Those costs come in the form of repairs, wrecks, wasted gas, and time spent stuck in traffic.
The research group is called TRIP, and associate director Carolyn Bonifas Kelly says their latest report on Wisconsin roads find 56% of the major roads in the Milwaukee urban area are in poor or mediocre condition. That means they’re full of potholes, cracks and ruts.
Kelly adds the time costs of driving on bad roads is significant. She says, "Here in the Milwaukee area the average driver loses 38 hours each year as a result of being stuck in congestion, so they’re spending almost a full working week staring at the break lights ahead of them."
Steve Bass of the Metropolitan Milwaukee Chamber of Commerce says that’s not just bad for individual drivers. He says that’s bad for business:
Our mission is to create a globally competitive economy in an innovation age, and we are not able to do that. We are not able to remain competitive, or become more competitive and grow our economy without an efficient and effective system of roads and highways, and it’s a problem that can’t be ignored.
In fact, Baas says Wisconsin lawmakers in Madison need to pony up hundreds of millions of dollars more than the 5.6 billion budgeted for transportation projects between 2015 and 2017 in the biennial budget. To repair, maintain and improve the state’s 112,000 miles of public roads and highways, Baas says the state may have to increase vehicle registration fees. He says Governor Walker may also have to rethink something he’s pledged not to do…increase the gas tax. Another controversial option for generating revenue is toll roads.

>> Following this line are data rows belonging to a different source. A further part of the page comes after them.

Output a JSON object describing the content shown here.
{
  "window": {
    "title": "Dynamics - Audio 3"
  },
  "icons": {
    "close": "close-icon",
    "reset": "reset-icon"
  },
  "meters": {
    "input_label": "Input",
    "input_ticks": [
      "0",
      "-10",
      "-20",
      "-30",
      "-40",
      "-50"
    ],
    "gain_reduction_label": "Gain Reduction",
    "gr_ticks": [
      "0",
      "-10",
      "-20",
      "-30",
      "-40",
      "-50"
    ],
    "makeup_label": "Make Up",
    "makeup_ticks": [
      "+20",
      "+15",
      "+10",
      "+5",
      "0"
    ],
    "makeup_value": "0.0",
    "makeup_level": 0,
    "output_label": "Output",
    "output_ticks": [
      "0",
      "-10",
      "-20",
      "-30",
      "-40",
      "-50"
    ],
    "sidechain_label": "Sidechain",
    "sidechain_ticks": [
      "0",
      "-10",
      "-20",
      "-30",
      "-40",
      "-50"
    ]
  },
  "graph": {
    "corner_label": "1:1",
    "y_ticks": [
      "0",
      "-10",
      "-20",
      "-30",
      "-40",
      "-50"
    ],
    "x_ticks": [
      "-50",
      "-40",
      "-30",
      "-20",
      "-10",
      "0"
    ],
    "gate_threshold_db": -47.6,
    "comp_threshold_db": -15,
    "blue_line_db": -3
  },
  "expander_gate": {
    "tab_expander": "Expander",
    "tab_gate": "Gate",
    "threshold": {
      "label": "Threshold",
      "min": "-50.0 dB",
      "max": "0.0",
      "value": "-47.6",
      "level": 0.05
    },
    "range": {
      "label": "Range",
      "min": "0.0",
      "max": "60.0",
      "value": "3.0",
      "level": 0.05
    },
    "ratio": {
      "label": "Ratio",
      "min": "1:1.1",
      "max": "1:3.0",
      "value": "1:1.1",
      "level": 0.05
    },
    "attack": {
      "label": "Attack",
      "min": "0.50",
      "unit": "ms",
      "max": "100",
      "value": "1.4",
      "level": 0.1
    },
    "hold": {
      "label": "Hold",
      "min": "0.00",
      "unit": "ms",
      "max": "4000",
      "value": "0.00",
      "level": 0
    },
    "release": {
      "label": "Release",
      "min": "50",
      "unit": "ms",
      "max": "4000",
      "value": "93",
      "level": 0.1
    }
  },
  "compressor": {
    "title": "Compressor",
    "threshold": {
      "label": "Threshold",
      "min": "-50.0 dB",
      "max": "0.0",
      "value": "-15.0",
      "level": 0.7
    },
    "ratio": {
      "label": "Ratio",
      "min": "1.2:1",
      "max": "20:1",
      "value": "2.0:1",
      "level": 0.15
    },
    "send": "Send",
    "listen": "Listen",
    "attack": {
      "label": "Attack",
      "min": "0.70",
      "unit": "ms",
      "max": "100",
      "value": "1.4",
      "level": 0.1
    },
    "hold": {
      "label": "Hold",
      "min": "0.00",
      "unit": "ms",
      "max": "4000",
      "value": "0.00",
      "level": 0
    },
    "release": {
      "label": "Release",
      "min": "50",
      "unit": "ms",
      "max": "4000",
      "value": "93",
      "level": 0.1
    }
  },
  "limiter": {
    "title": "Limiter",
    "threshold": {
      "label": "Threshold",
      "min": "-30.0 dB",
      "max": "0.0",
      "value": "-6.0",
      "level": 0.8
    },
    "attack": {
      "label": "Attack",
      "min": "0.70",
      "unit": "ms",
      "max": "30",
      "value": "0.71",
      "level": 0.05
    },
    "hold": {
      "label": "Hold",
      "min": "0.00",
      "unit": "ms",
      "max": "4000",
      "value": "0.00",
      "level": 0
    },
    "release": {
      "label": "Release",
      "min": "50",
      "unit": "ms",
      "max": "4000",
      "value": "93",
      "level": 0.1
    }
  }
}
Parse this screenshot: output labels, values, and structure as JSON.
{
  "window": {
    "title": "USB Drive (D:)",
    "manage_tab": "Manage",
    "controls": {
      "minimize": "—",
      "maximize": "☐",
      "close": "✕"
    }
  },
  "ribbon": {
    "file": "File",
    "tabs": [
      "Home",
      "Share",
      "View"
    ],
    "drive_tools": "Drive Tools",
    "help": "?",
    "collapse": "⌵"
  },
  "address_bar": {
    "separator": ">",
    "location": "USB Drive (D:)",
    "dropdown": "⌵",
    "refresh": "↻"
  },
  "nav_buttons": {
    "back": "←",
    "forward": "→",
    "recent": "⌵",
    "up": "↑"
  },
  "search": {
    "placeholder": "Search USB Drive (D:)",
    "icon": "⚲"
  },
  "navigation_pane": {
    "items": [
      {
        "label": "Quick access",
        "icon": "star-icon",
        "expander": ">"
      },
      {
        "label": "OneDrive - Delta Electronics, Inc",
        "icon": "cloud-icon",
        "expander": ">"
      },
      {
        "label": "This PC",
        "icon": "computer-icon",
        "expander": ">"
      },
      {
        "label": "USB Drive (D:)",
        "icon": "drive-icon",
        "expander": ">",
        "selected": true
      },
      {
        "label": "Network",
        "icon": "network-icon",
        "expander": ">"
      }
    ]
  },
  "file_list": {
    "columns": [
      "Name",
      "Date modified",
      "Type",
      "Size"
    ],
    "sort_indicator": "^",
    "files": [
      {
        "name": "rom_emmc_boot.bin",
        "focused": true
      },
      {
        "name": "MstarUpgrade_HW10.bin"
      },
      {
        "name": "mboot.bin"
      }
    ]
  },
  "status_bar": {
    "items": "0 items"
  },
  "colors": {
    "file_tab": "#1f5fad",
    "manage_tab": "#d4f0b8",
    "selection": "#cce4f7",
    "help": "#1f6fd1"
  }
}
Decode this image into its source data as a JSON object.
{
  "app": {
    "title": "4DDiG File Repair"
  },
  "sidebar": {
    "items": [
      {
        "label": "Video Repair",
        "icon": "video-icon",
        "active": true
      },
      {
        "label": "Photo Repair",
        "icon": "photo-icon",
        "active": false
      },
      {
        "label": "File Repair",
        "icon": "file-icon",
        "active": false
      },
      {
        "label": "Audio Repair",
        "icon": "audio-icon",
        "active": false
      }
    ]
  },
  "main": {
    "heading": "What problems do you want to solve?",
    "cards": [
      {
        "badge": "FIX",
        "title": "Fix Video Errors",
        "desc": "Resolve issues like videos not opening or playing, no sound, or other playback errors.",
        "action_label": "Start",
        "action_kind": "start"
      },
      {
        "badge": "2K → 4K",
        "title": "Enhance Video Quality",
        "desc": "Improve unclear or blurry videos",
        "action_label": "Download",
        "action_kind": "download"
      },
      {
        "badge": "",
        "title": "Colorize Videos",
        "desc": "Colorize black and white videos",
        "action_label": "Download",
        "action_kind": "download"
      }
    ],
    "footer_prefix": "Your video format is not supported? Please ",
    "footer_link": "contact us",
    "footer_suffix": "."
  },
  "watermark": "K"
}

Baas says he knows it will be difficult to find revenue generating solutions that everyone agrees on, but he says, "...we have to have this discussion, and I think it’s irresponsible to leave various options off the table as we start this discussion."
Rather than increase taxes and fees, the state legislature approved a plan to borrow up to $850 million to pay for transportation projects during the current 2015-2017 budget.